Argentine navy missing sub


#21

Besides the need for oxygen that will run out soon, the sub also needs to maintain temperature, and the ability to remove Carbon Dioxide before it becomes toxin. The water temperature in this area is illustrated at the link below. Crossing my fingers for the crew and their rescue.

https://www.seatemperature.org/


#22

US to the rescue again (hopefully). Other nations have offered help also but haven’t seen any kroners involved.


#23

Did you read the articles in El Litoral? (They translate quite good with Google Translate)
10 different nations are contributing to the rescue effort.


#24

I did and acknowledge the support. Just wanted to point out that the United States of America is usually the backbone of any international catastrophe/accident/incident the world over. Period.


#25

THIS AS UNCONFIRMED - They have moved the search box West and a little North as a result of a Hydroacoustic Anomaly, so that would be good news in regards to depth and closer to the shelf.


#26

doesn’t matter…after a week, the crew is now gone


#27


#28

There would have been no reason for them to navigate into deeper water unless the command assumed that calmer seas, permitting snorkeling, existed in those waters. That is unlikely, and the reality is that the commander, realizing that he was facing a major casualty, would have turned west, into shallow waters to maximize his crew survival.

Interpreting the Argentine Navy’s statement that an “electrical failure” was the casualty onboard, we can assume that a battery casualty occurred, which opens up host of possibilities, from simple electrical failure, to fire, to explosion and loss of water-tight integrity.

If it was the battery that is the issue, then there is also the probability of chlorine gas, Hydrogen buildup and other hazards
that would be affecting the crew at his point. I would not want to be in any of those scenarios.

I would ask that the maritime community pray for those submariners as they fight for their lives…


#29

They’re dead. It’s as simple as that.


#30

Well let’s hope they can find it and , what the chances of a disabled sub being recovered or refloated to the surface for towing to port etc.


#31

Not an encouraging development …


#32

My condolences and support to all the submariners, and the families affected by this event.


#33

The latest from BBC News:


The explosion (or Implosion??) that have been reported was recorded from afar:


#34

The US has a air transportable rescue sub that should be able to mate to any NATO hatch and undoubtably is all ready in south america? I think i read the “explosion” was attributed to something else, Even then, I don’t know if a battery explosion accustic makes a sharp enough wave front to go very far. If it was batteries, could it cause hull failure? and if any crew compartments have chlorine gas in them, how effective can it be removed?

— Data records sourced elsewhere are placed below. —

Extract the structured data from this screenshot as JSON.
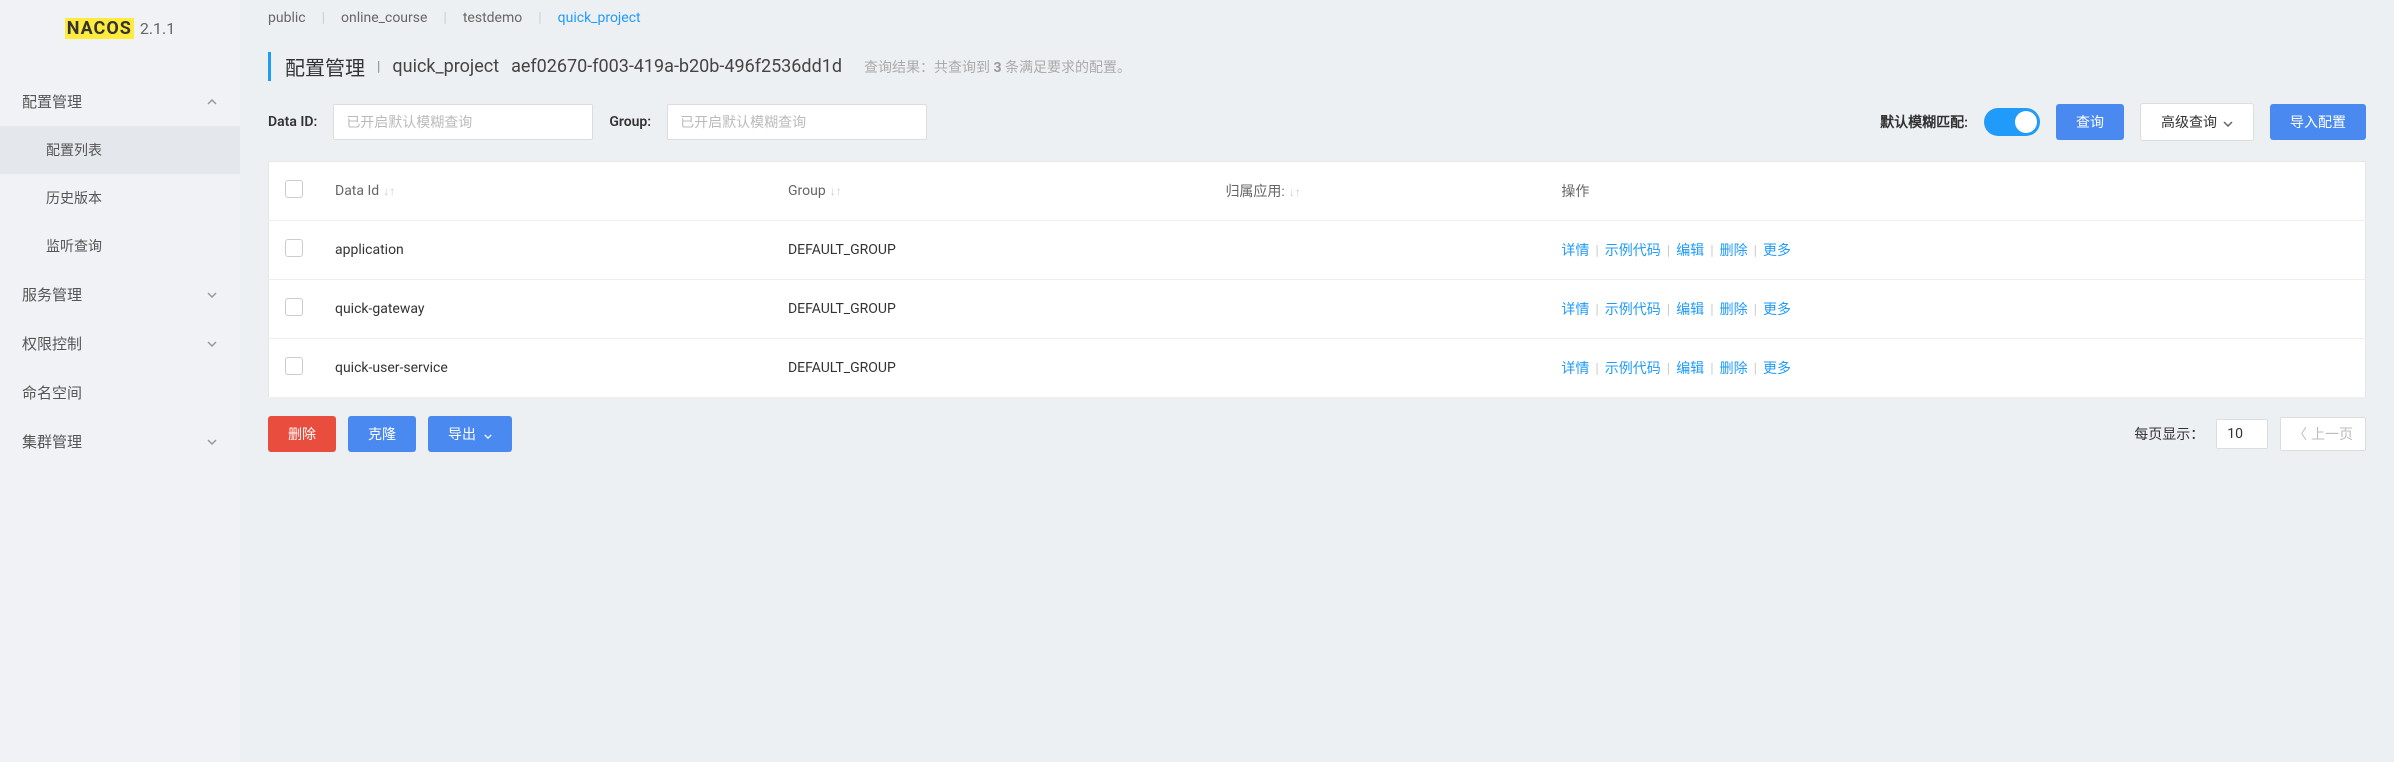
{
  "logo": {
    "name": "NACOS",
    "version": "2.1.1"
  },
  "sidebar": {
    "groups": [
      {
        "label": "配置管理",
        "expanded": true,
        "items": [
          {
            "label": "配置列表",
            "active": true
          },
          {
            "label": "历史版本"
          },
          {
            "label": "监听查询"
          }
        ]
      },
      {
        "label": "服务管理",
        "expanded": false
      },
      {
        "label": "权限控制",
        "expanded": false
      },
      {
        "label": "命名空间",
        "expanded": false,
        "noChevron": true
      },
      {
        "label": "集群管理",
        "expanded": false
      }
    ]
  },
  "tabs": [
    {
      "label": "public"
    },
    {
      "label": "online_course"
    },
    {
      "label": "testdemo"
    },
    {
      "label": "quick_project",
      "active": true
    }
  ],
  "header": {
    "title": "配置管理",
    "namespace": "quick_project",
    "nsId": "aef02670-f003-419a-b20b-496f2536dd1d",
    "resultPrefix": "查询结果：共查询到 ",
    "resultCount": "3",
    "resultSuffix": " 条满足要求的配置。"
  },
  "search": {
    "dataIdLabel": "Data ID:",
    "dataIdPlaceholder": "已开启默认模糊查询",
    "groupLabel": "Group:",
    "groupPlaceholder": "已开启默认模糊查询",
    "fuzzyLabel": "默认模糊匹配:",
    "queryBtn": "查询",
    "advancedBtn": "高级查询",
    "importBtn": "导入配置"
  },
  "table": {
    "cols": {
      "dataId": "Data Id",
      "group": "Group",
      "belong": "归属应用:",
      "ops": "操作"
    },
    "rows": [
      {
        "dataId": "application",
        "group": "DEFAULT_GROUP",
        "belong": ""
      },
      {
        "dataId": "quick-gateway",
        "group": "DEFAULT_GROUP",
        "belong": ""
      },
      {
        "dataId": "quick-user-service",
        "group": "DEFAULT_GROUP",
        "belong": ""
      }
    ],
    "actions": {
      "detail": "详情",
      "sample": "示例代码",
      "edit": "编辑",
      "delete": "删除",
      "more": "更多"
    }
  },
  "footer": {
    "deleteBtn": "删除",
    "cloneBtn": "克隆",
    "exportBtn": "导出",
    "pageSizeLabel": "每页显示：",
    "pageSize": "10",
    "prevBtn": "上一页"
  }
}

#35

I believe the sounds will be attributed to hull collapse at depth. We will probably never know what caused loss of depth control but I predict that when the wreck is found it will show the pressure hull imploded.

The power of an implosion at depth is astounding. We used to carry flashlight and other small bulbs down on manned submersibles just for grins (it got really boring on a 90 minute trip to the bottom at 1800m) and when they imploded it was like a gunshot or explosion. The risk of damage created by anything larger than a small bulb was too great to play with.

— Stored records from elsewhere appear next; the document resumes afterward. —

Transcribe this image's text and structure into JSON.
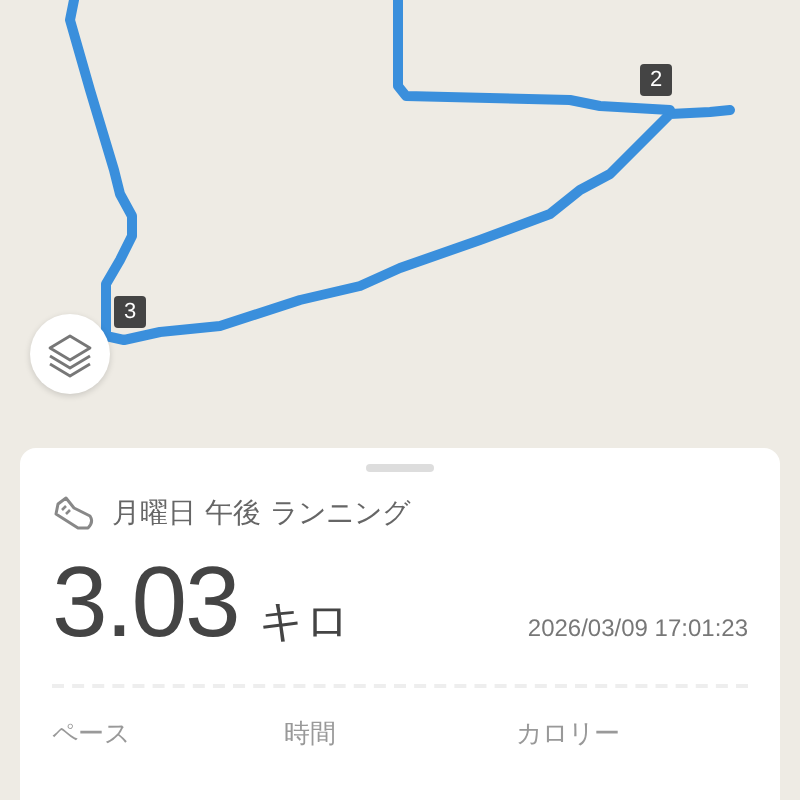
{
  "map": {
    "markers": [
      {
        "label": "2"
      },
      {
        "label": "3"
      }
    ]
  },
  "activity": {
    "title": "月曜日 午後 ランニング",
    "distance": "3.03",
    "unit": "キロ",
    "datetime": "2026/03/09 17:01:23"
  },
  "stats": [
    {
      "label": "ペース"
    },
    {
      "label": "時間"
    },
    {
      "label": "カロリー"
    }
  ]
}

The delay in releasing acoustic information is probably related to not wanting to give away too much about the capabilities of modern acoustic surveillance systems. I doubt there is much that is not known about this event.


#36

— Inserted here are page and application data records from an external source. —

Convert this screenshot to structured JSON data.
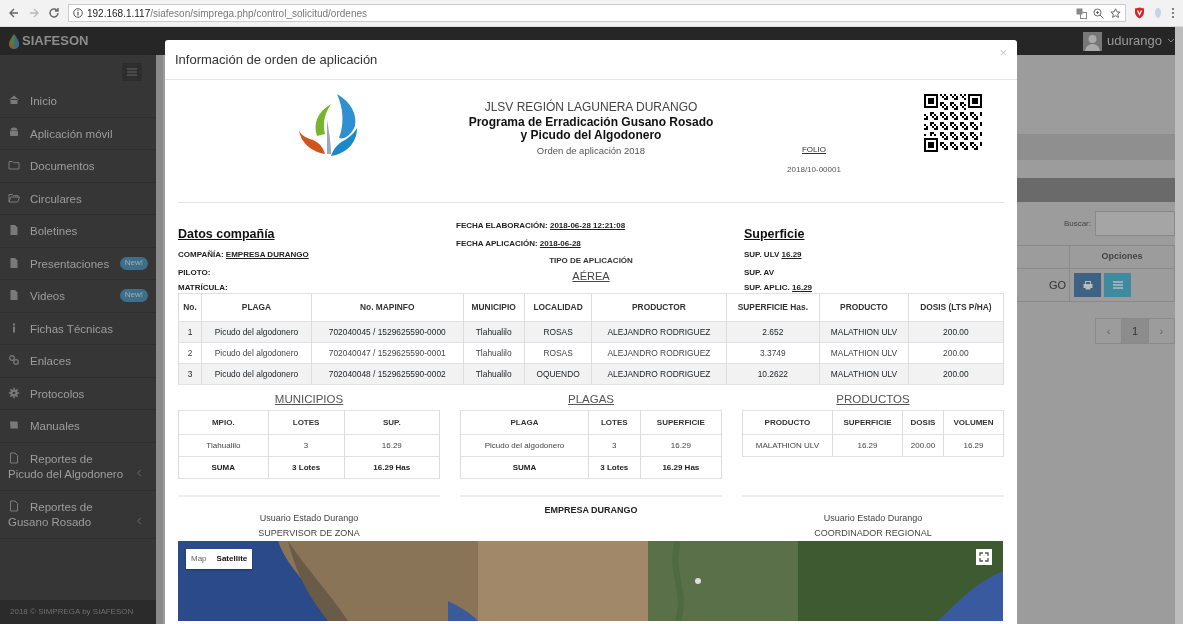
{
  "browser": {
    "url_host": "192.168.1.117",
    "url_path": "/siafeson/simprega.php/control_solicitud/ordenes"
  },
  "app": {
    "brand": "SIAFESON",
    "user": "udurango"
  },
  "sidebar": {
    "items": [
      {
        "label": "Inicio",
        "expandable": false
      },
      {
        "label": "Aplicación móvil",
        "expandable": false
      },
      {
        "label": "Documentos",
        "expandable": false
      },
      {
        "label": "Circulares",
        "expandable": false
      },
      {
        "label": "Boletines",
        "expandable": false
      },
      {
        "label": "Presentaciones",
        "badge": "New!",
        "expandable": false
      },
      {
        "label": "Videos",
        "badge": "New!",
        "expandable": false
      },
      {
        "label": "Fichas Técnicas",
        "expandable": false
      },
      {
        "label": "Enlaces",
        "expandable": false
      },
      {
        "label": "Protocolos",
        "expandable": false
      },
      {
        "label": "Manuales",
        "expandable": false
      },
      {
        "label": "Reportes de Picudo del Algodonero",
        "expandable": true
      },
      {
        "label": "Reportes de Gusano Rosado",
        "expandable": true
      }
    ],
    "footer": "2018 © SIMPREGA by SIAFESON"
  },
  "background": {
    "search_label": "Buscar:",
    "column": "Opciones",
    "cell": "GO",
    "pagination": [
      {
        "label": "‹",
        "selected": false
      },
      {
        "label": "1",
        "selected": true
      },
      {
        "label": "›",
        "selected": false
      }
    ]
  },
  "modal": {
    "title": "Información de orden de aplicación",
    "close": "×",
    "org": "JLSV REGIÓN LAGUNERA DURANGO",
    "program_lines": [
      "Programa de Erradicación Gusano Rosado",
      "y Picudo del Algodonero"
    ],
    "subtitle": "Orden de aplicación 2018",
    "folio_label": "FOLIO",
    "folio": "2018/10-00001",
    "company": {
      "heading": "Datos compañía",
      "fields": [
        {
          "label": "COMPAÑÍA:",
          "value": "EMPRESA DURANGO"
        },
        {
          "label": "PILOTO:"
        },
        {
          "label": "MATRÍCULA:"
        }
      ]
    },
    "dates": {
      "fields": [
        {
          "label": "FECHA ELABORACIÓN:",
          "value": "2018-06-28 12:21:08"
        },
        {
          "label": "FECHA APLICACIÓN:",
          "value": "2018-06-28"
        }
      ],
      "tipo_label": "TIPO DE APLICACIÓN",
      "tipo": "AÉREA"
    },
    "surface": {
      "heading": "Superficie",
      "fields": [
        {
          "label": "SUP. ULV",
          "value": "16.29"
        },
        {
          "label": "SUP. AV"
        },
        {
          "label": "SUP. APLIC.",
          "value": "16.29"
        }
      ]
    },
    "table": {
      "columns": [
        "No.",
        "PLAGA",
        "No. MAPINFO",
        "MUNICIPIO",
        "LOCALIDAD",
        "PRODUCTOR",
        "SUPERFICIE Has.",
        "PRODUCTO",
        "DOSIS (LTS P/HA)"
      ],
      "rows": [
        [
          "1",
          "Picudo del algodonero",
          "702040045 / 1529625590-0000",
          "Tlahualilo",
          "ROSAS",
          "ALEJANDRO RODRIGUEZ",
          "2.652",
          "MALATHION ULV",
          "200.00"
        ],
        [
          "2",
          "Picudo del algodonero",
          "702040047 / 1529625590-0001",
          "Tlahualilo",
          "ROSAS",
          "ALEJANDRO RODRIGUEZ",
          "3.3749",
          "MALATHION ULV",
          "200.00"
        ],
        [
          "3",
          "Picudo del algodonero",
          "702040048 / 1529625590-0002",
          "Tlahualilo",
          "OQUENDO",
          "ALEJANDRO RODRIGUEZ",
          "10.2622",
          "MALATHION ULV",
          "200.00"
        ]
      ]
    },
    "summaries": [
      {
        "title": "MUNICIPIOS",
        "columns": [
          "MPIO.",
          "LOTES",
          "SUP."
        ],
        "rows": [
          [
            "Tlahualilo",
            "3",
            "16.29"
          ]
        ],
        "total": [
          "SUMA",
          "3 Lotes",
          "16.29 Has"
        ]
      },
      {
        "title": "PLAGAS",
        "columns": [
          "PLAGA",
          "LOTES",
          "SUPERFICIE"
        ],
        "rows": [
          [
            "Picudo del algodonero",
            "3",
            "16.29"
          ]
        ],
        "total": [
          "SUMA",
          "3 Lotes",
          "16.29 Has"
        ]
      },
      {
        "title": "PRODUCTOS",
        "columns": [
          "PRODUCTO",
          "SUPERFICIE",
          "DOSIS",
          "VOLUMEN"
        ],
        "rows": [
          [
            "MALATHION ULV",
            "16.29",
            "200.00",
            "16.29"
          ]
        ]
      }
    ],
    "signatures": [
      {
        "kind": "user",
        "lines": [
          "Usuario Estado Durango",
          "SUPERVISOR DE ZONA"
        ]
      },
      {
        "kind": "company",
        "lines": [
          "EMPRESA DURANGO"
        ]
      },
      {
        "kind": "user",
        "lines": [
          "Usuario Estado Durango",
          "COORDINADOR REGIONAL"
        ]
      }
    ],
    "map": {
      "kind": "picture",
      "types": [
        {
          "label": "Map",
          "selected": false
        },
        {
          "label": "Satellite",
          "selected": true
        }
      ]
    }
  }
}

I believe the US rescue sub has already been deployed and placed on board either Skandi Patagonia or Sophia Siem in readiness for when the sub is located:
http://gcaptain.com/explosions-heard-near-missing-argentine-sub/?goal=0_f50174ef03-33f3dac3fc-169863069&mc_cid=33f3dac3fc&mc_eid=4674ba0fbe


#37

You provide no support and nobody cares about your condolences


#38

You forgot “Everyone in this room is now dumber for having listened to it. I award you no points, and may God have mercy on your soul.”


#39

did you see this bit in that article?

According to naval commander Gabriel Galeazzi, the submarine surfaced and reported the breakdown, which Capt Galeazzi described as a “short circuit” in the sub’s batteries.

The sub was ordered to cut its mission short and return to the naval base in Mar del Plata immediately.

According to Capt Balbi, the captain of the ARA San Juan contacted the naval base once more after reporting the problem.

In the message, he reportedly said that the problem had been adequately fixed and that the sub would submerge and proceed towards Mar del Plata.

The last contact was made at 07:30 local time (10:30 GMT) on Wednesday 15 November. It is not known what happened to the sub after that contact.

so you’ve suffered an electrical casualty severe enough for the brass to order the boat to return to port forthwith yet you submerge? here we have another SHEER GENIUS to rival those in our own Navee! must have been an Annapolis exchange student?


#40

“The Argentinean navy has insisted a missing submarine was in good condition and had passed system safety checks before setting off on a training mission 10 days ago.”

A lot of different voices are calling out an alleged poor state of equipment readiness of the ARA San Juan. I’m not sure of the state of finances of the Armada de la República Argentina, but I know that many Western navies are facing a crippling shortfall in readiness budgets, often sending out patched-together hulls manned with crews stretched to their limits.

What happened here?